Object-Oriented Programming (OOP) is a powerful paradigm that allows programmers to create more organized, modular, and reusable code. If you’re new to OOP or want to improve your skills in C++, this tutorial will guide you through the process of practicing Object-Oriented Programming in C++. So, let’s dive in!
Understanding Object-Oriented Programming
Before we delve into the practice of OOP in C++, let’s first understand the core principles of Object-Oriented Programming. OOP revolves around the concept of objects, which are instances of classes.
Classes define the properties (attributes) and behaviors (methods) that objects can have. This approach promotes code reusability and makes it easier to manage complex systems.
The Four Pillars of Object-Oriented Programming
OOP is based on four fundamental principles or pillars: encapsulation, inheritance, polymorphism, and abstraction.
- Encapsulation: Encapsulation refers to the bundling of data and methods within a class.

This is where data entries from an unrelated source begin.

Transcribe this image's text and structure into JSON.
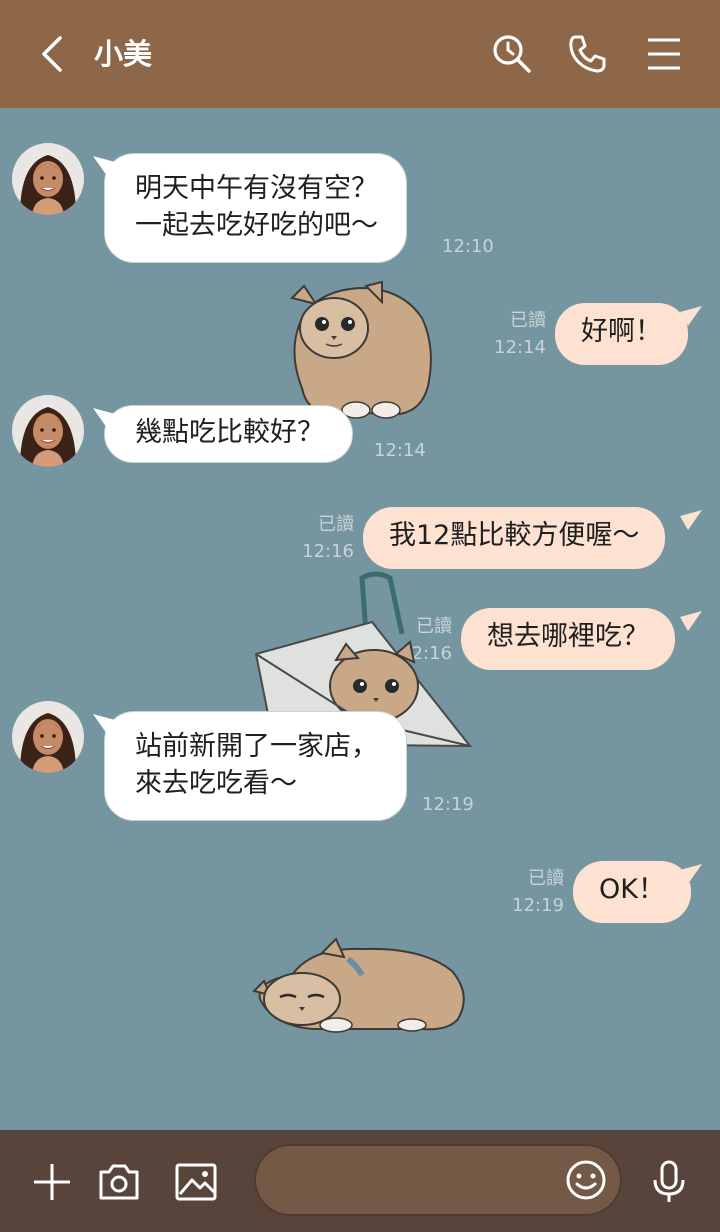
{
  "header": {
    "contact_name": "小美",
    "icons": [
      "back-chevron-icon",
      "search-icon",
      "phone-icon",
      "menu-icon"
    ]
  },
  "messages": [
    {
      "from": "other",
      "lines": [
        "明天中午有沒有空？",
        "一起去吃好吃的吧～"
      ],
      "time": "12:10"
    },
    {
      "from": "other",
      "sticker": "cat-sticker-sitting"
    },
    {
      "from": "me",
      "lines": [
        "好啊！"
      ],
      "read": "已讀",
      "time": "12:14"
    },
    {
      "from": "other",
      "lines": [
        "幾點吃比較好？"
      ],
      "time": "12:14"
    },
    {
      "from": "me",
      "lines": [
        "我12點比較方便喔～"
      ],
      "read": "已讀",
      "time": "12:16"
    },
    {
      "from": "other",
      "sticker": "cat-sticker-in-bag"
    },
    {
      "from": "me",
      "lines": [
        "想去哪裡吃？"
      ],
      "read": "已讀",
      "time": "12:16"
    },
    {
      "from": "other",
      "lines": [
        "站前新開了一家店，",
        "來去吃吃看～"
      ],
      "time": "12:19"
    },
    {
      "from": "me",
      "lines": [
        "OK！"
      ],
      "read": "已讀",
      "time": "12:19"
    },
    {
      "from": "other",
      "sticker": "cat-sticker-lying"
    }
  ],
  "footer": {
    "icons": [
      "plus-icon",
      "camera-icon",
      "image-icon",
      "emoji-icon",
      "microphone-icon"
    ],
    "input_value": ""
  },
  "colors": {
    "header": "#8d6747",
    "chat_background": "#7596a0",
    "incoming_bubble": "#ffffff",
    "outgoing_bubble": "#fde2d1",
    "footer": "#58443a",
    "input": "#745946"
  }
}
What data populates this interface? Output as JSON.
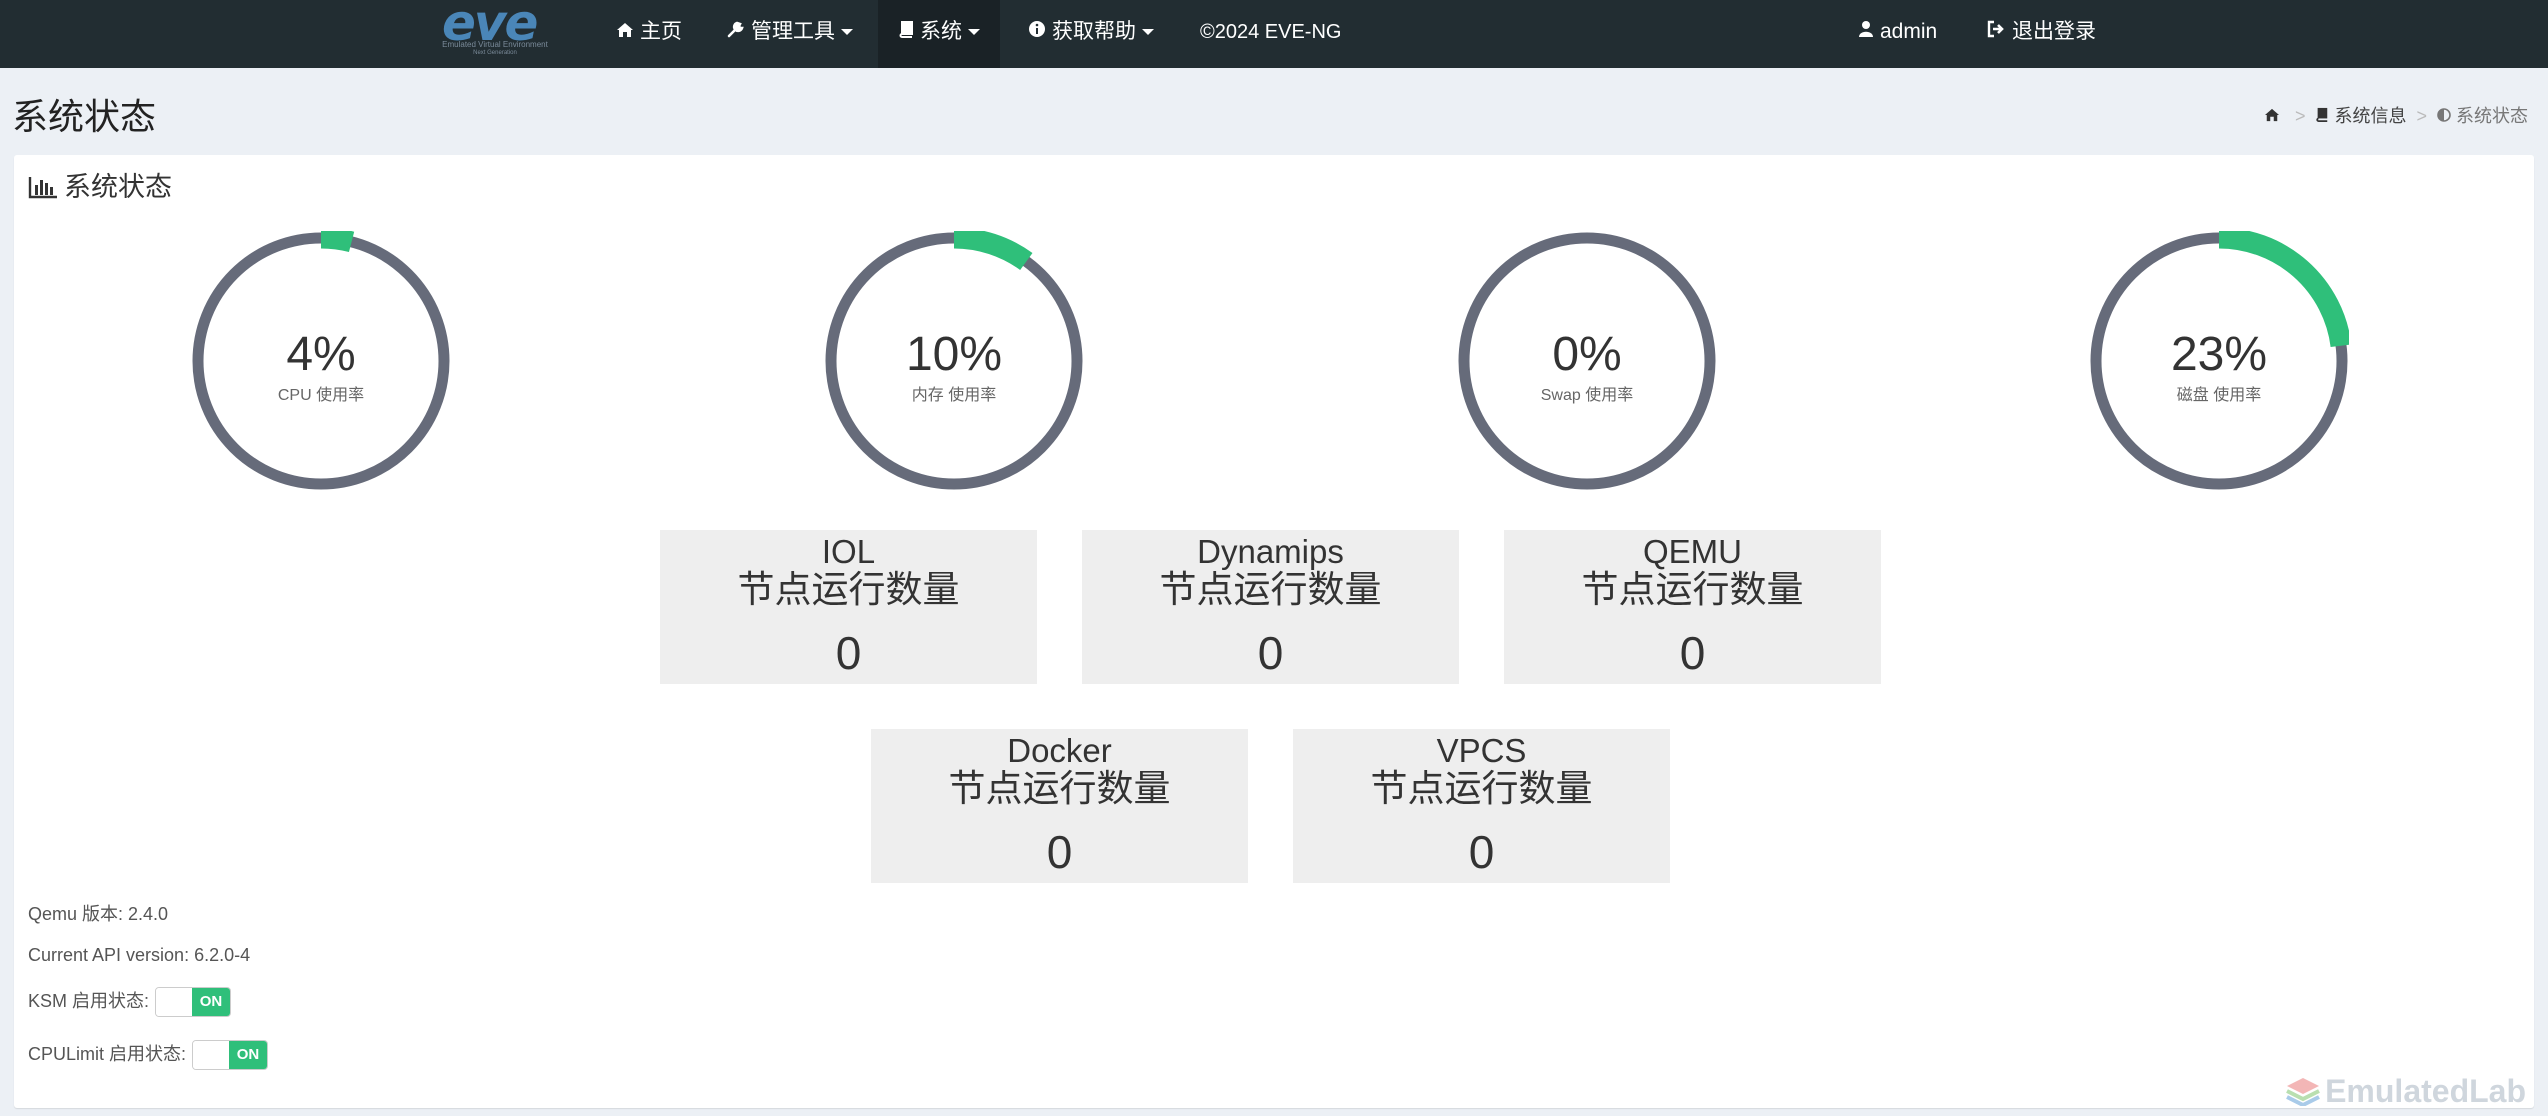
{
  "logo": {
    "word": "eve",
    "subtitle": "Emulated Virtual Environment",
    "edition": "Next Generation"
  },
  "nav": {
    "home": "主页",
    "tools": "管理工具",
    "system": "系统",
    "help": "获取帮助",
    "copyright": "©2024 EVE-NG",
    "user": "admin",
    "logout": "退出登录"
  },
  "page": {
    "title": "系统状态"
  },
  "breadcrumb": {
    "sysinfo": "系统信息",
    "current": "系统状态"
  },
  "box": {
    "title": "系统状态"
  },
  "gauges": [
    {
      "value": "4%",
      "label": "CPU 使用率",
      "fraction": 0.04
    },
    {
      "value": "10%",
      "label": "内存 使用率",
      "fraction": 0.1
    },
    {
      "value": "0%",
      "label": "Swap 使用率",
      "fraction": 0.0
    },
    {
      "value": "23%",
      "label": "磁盘 使用率",
      "fraction": 0.23
    }
  ],
  "tiles": [
    {
      "name": "IOL",
      "sub": "节点运行数量",
      "count": "0"
    },
    {
      "name": "Dynamips",
      "sub": "节点运行数量",
      "count": "0"
    },
    {
      "name": "QEMU",
      "sub": "节点运行数量",
      "count": "0"
    },
    {
      "name": "Docker",
      "sub": "节点运行数量",
      "count": "0"
    },
    {
      "name": "VPCS",
      "sub": "节点运行数量",
      "count": "0"
    }
  ],
  "info": {
    "qemu": "Qemu 版本: 2.4.0",
    "api": "Current API version: 6.2.0-4",
    "ksm_label": "KSM 启用状态:",
    "ksm_state": "ON",
    "cpulimit_label": "CPULimit 启用状态:",
    "cpulimit_state": "ON"
  },
  "watermark": "EmulatedLab",
  "colors": {
    "navbar": "#222d32",
    "gauge_track": "#666b7a",
    "gauge_fill": "#2fbf7a",
    "switch_on": "#2fbf7a"
  },
  "icons": {
    "home": "home-icon",
    "tools": "wrench-icon",
    "system": "book-icon",
    "help": "info-circle-icon",
    "user": "user-icon",
    "logout": "sign-out-icon",
    "box": "bar-chart-icon",
    "current": "adjust-icon"
  }
}
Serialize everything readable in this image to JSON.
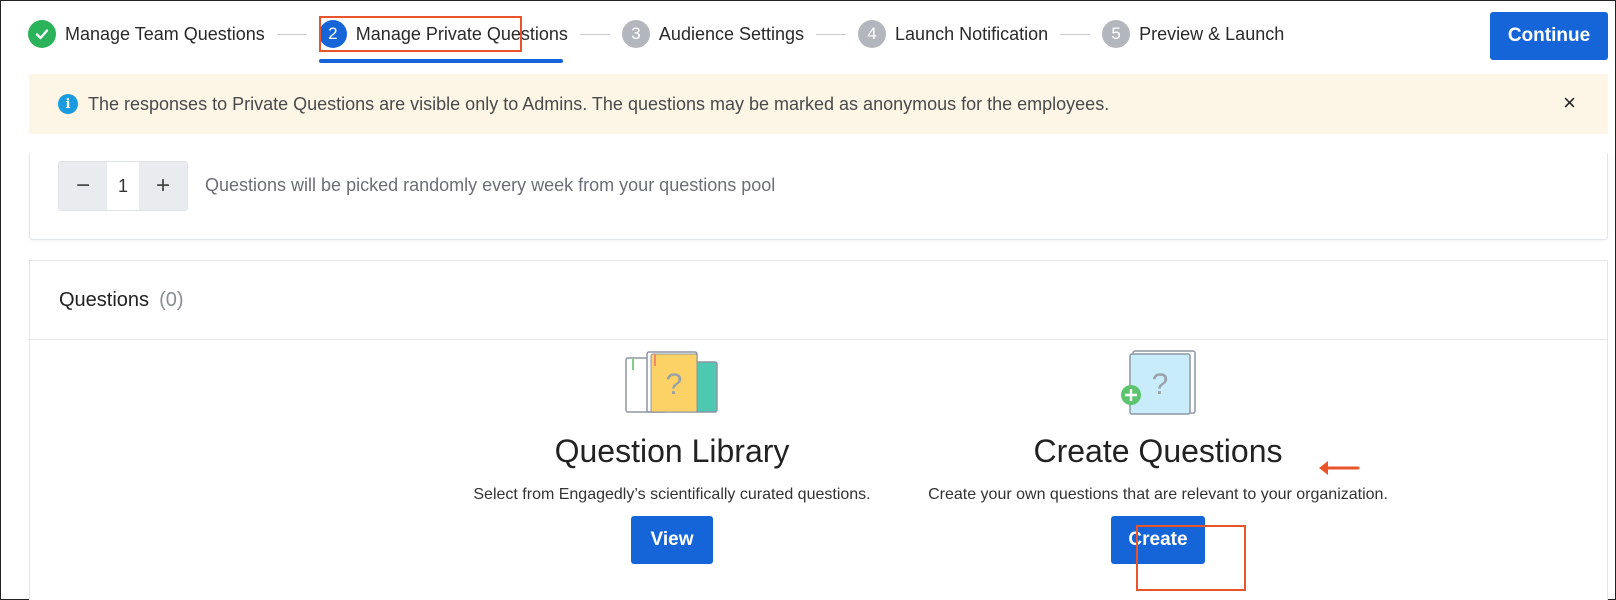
{
  "stepper": {
    "steps": [
      {
        "number": "✓",
        "label": "Manage Team Questions",
        "state": "done"
      },
      {
        "number": "2",
        "label": "Manage Private Questions",
        "state": "active"
      },
      {
        "number": "3",
        "label": "Audience Settings",
        "state": "pending"
      },
      {
        "number": "4",
        "label": "Launch Notification",
        "state": "pending"
      },
      {
        "number": "5",
        "label": "Preview & Launch",
        "state": "pending"
      }
    ],
    "continue_label": "Continue"
  },
  "banner": {
    "message": "The responses to Private Questions are visible only to Admins. The questions may be marked as anonymous for the employees.",
    "close_icon": "×"
  },
  "frequency": {
    "decrement": "−",
    "value": "1",
    "increment": "+",
    "description": "Questions will be picked randomly every week from your questions pool"
  },
  "questions": {
    "title": "Questions",
    "count": "(0)",
    "library": {
      "title": "Question Library",
      "description": "Select from Engagedly’s scientifically curated questions.",
      "button": "View"
    },
    "create": {
      "title": "Create Questions",
      "description": "Create your own questions that are relevant to your organization.",
      "button": "Create"
    }
  },
  "colors": {
    "primary": "#1565d8",
    "success": "#2ab35a",
    "highlight": "#e8542b",
    "banner_bg": "#fdf6e6"
  }
}
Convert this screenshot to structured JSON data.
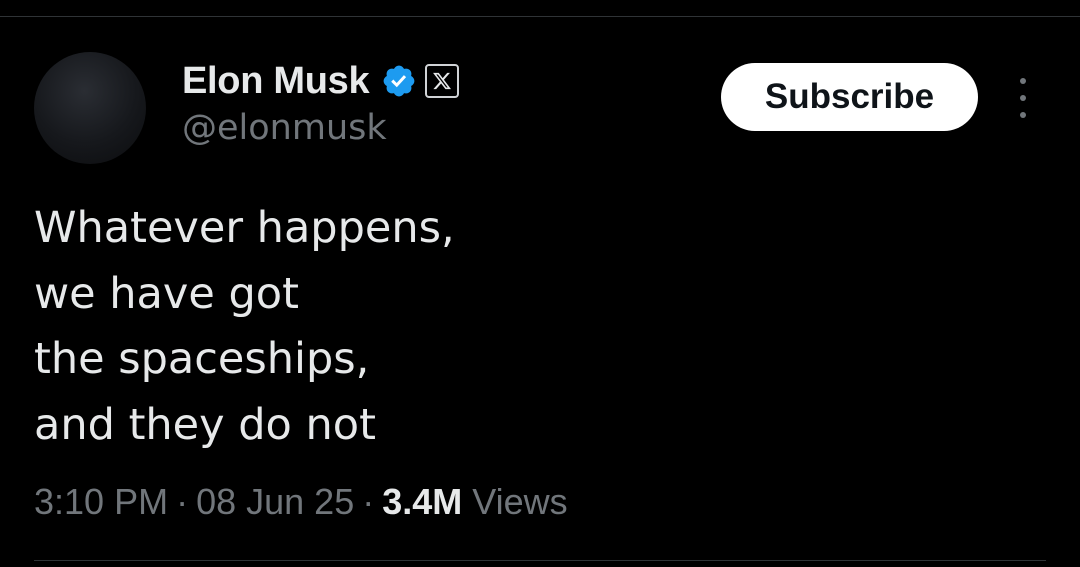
{
  "author": {
    "name": "Elon Musk",
    "handle": "@elonmusk",
    "verified_icon": "verified-badge-icon",
    "affiliation_icon": "x-logo-icon",
    "verified_color": "#1d9bf0"
  },
  "actions": {
    "subscribe_label": "Subscribe",
    "more_icon": "more-vertical-icon"
  },
  "tweet": {
    "lines": [
      "Whatever happens,",
      "we have got",
      "the spaceships,",
      "and they do not"
    ]
  },
  "meta": {
    "time": "3:10 PM",
    "separator": "·",
    "date": "08 Jun 25",
    "views_count": "3.4M",
    "views_label": "Views"
  },
  "colors": {
    "background": "#000000",
    "text_primary": "#e7e9ea",
    "text_secondary": "#71767b",
    "button_bg": "#ffffff",
    "button_text": "#0f1419"
  }
}
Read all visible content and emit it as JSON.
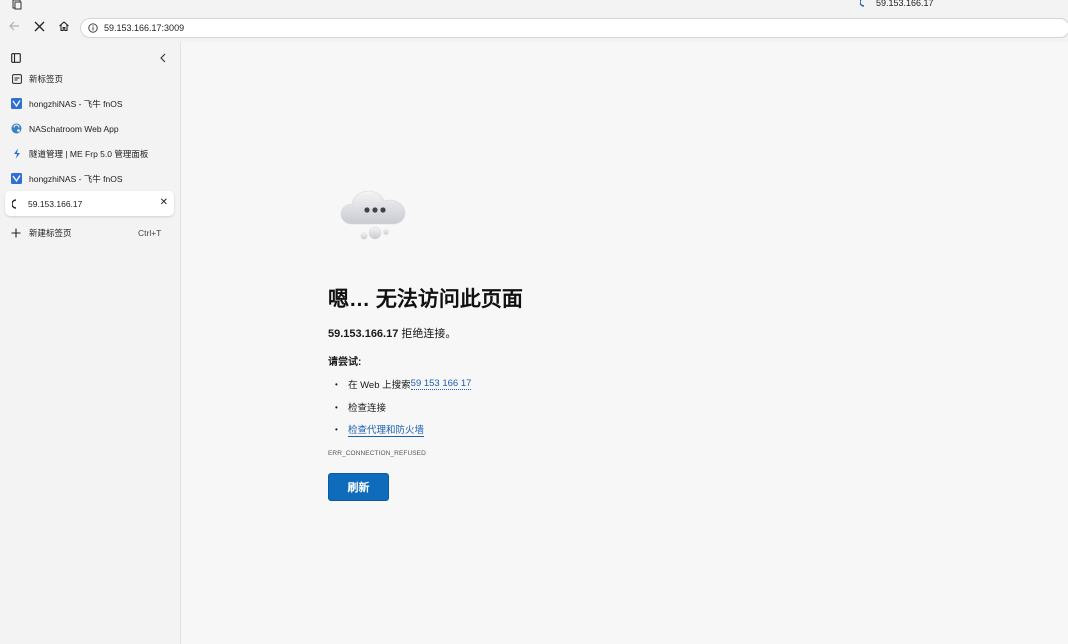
{
  "window": {
    "tab_title": "59.153.166.17"
  },
  "toolbar": {
    "url": "59.153.166.17:3009"
  },
  "sidebar": {
    "tabs": [
      {
        "label": "新标签页",
        "icon": "new-tab-page-icon"
      },
      {
        "label": "hongzhiNAS - 飞牛 fnOS",
        "icon": "fnos-icon"
      },
      {
        "label": "NASchatroom Web App",
        "icon": "chat-app-icon"
      },
      {
        "label": "隧道管理 | ME Frp 5.0 管理面板",
        "icon": "bolt-icon"
      },
      {
        "label": "hongzhiNAS - 飞牛 fnOS",
        "icon": "fnos-icon"
      }
    ],
    "active_tab": {
      "label": "59.153.166.17",
      "icon": "loading-spinner-icon"
    },
    "new_tab": {
      "label": "新建标签页",
      "shortcut": "Ctrl+T"
    }
  },
  "error_page": {
    "title": "嗯… 无法访问此页面",
    "host": "59.153.166.17",
    "reason": " 拒绝连接。",
    "try_label": "请尝试:",
    "suggestion_search_prefix": "在 Web 上搜索 ",
    "suggestion_search_link": "59 153 166 17",
    "suggestion_check_connection": "检查连接",
    "suggestion_check_proxy": "检查代理和防火墙",
    "error_code": "ERR_CONNECTION_REFUSED",
    "refresh_label": "刷新"
  },
  "colors": {
    "accent": "#0f6cbd",
    "link": "#1a5fb4"
  }
}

It ensures that data is accessed and modified only through defined methods, protecting it from unauthorized access.
- Inheritance: Inheritance allows classes to inherit properties and behaviors from other classes.
It enables code reuse and promotes a hierarchical structure among classes.
- Polymorphism: Polymorphism means having multiple forms or behaviors. In OOP, polymorphism allows objects of different classes to be treated as objects of a common base class.
- Abstraction: Abstraction involves simplifying complex systems by representing only relevant details. It allows us to focus on essential features while hiding unnecessary complexities.
The Practice of Object-Oriented Programming in C++
Now that we have a basic understanding of OOP, let’s explore how to practice Object-Oriented Programming in C++. C++ is an excellent language for implementing OOP concepts due to its support for features like classes, objects, and inheritance.
Step 1: Define Classes and Objects
In C++, classes are used to define the blueprint or template for creating objects. Each class consists of attributes (data) and methods (functions).
Start by identifying the entities in your problem domain and define classes to represent them. For example, if you’re building a banking application, you might have classes like Account, Customer, and Transaction.
Step 2: Implement Encapsulation
To implement encapsulation in C++, use access specifiers like private, protected, and public. Private members can only be accessed within the class, while protected members can be accessed within the class and its derived classes.
Public members are accessible from anywhere. Encapsulating data ensures data integrity and prevents unauthorized modifications.
Step 3: Utilize Inheritance
Inheritance allows you to create new classes based on existing ones. The derived class inherits the properties and behaviors of the base class.
This saves time by reusing code and promotes code organization. In C++, you can achieve inheritance using keywords like public, private, or protected inheritance.
Step 4: Apply Polymorphism
Polymorphism allows objects of different classes to be treated as objects of a common base class. This enables writing generic code that works with multiple types of objects. In C++, polymorphism is achieved through function overloading (multiple functions with the same name but different parameters) and function overriding (redefining a base class function in a derived class).
Step 5: Embrace Abstraction
Abstraction allows you to focus on essential features while hiding unnecessary complexities. In C++, you can achieve abstraction by providing public interfaces that define the interactions with objects, while hiding the internal implementation details.
Congratulations! You now have a solid understanding of Object-Oriented Programming in C++.
By practicing OOP, you can create modular and reusable code that is easier to maintain and extend. Remember to utilize encapsulation, inheritance, polymorphism, and abstraction in your projects to harness the full power of OOP in C++. Happy coding!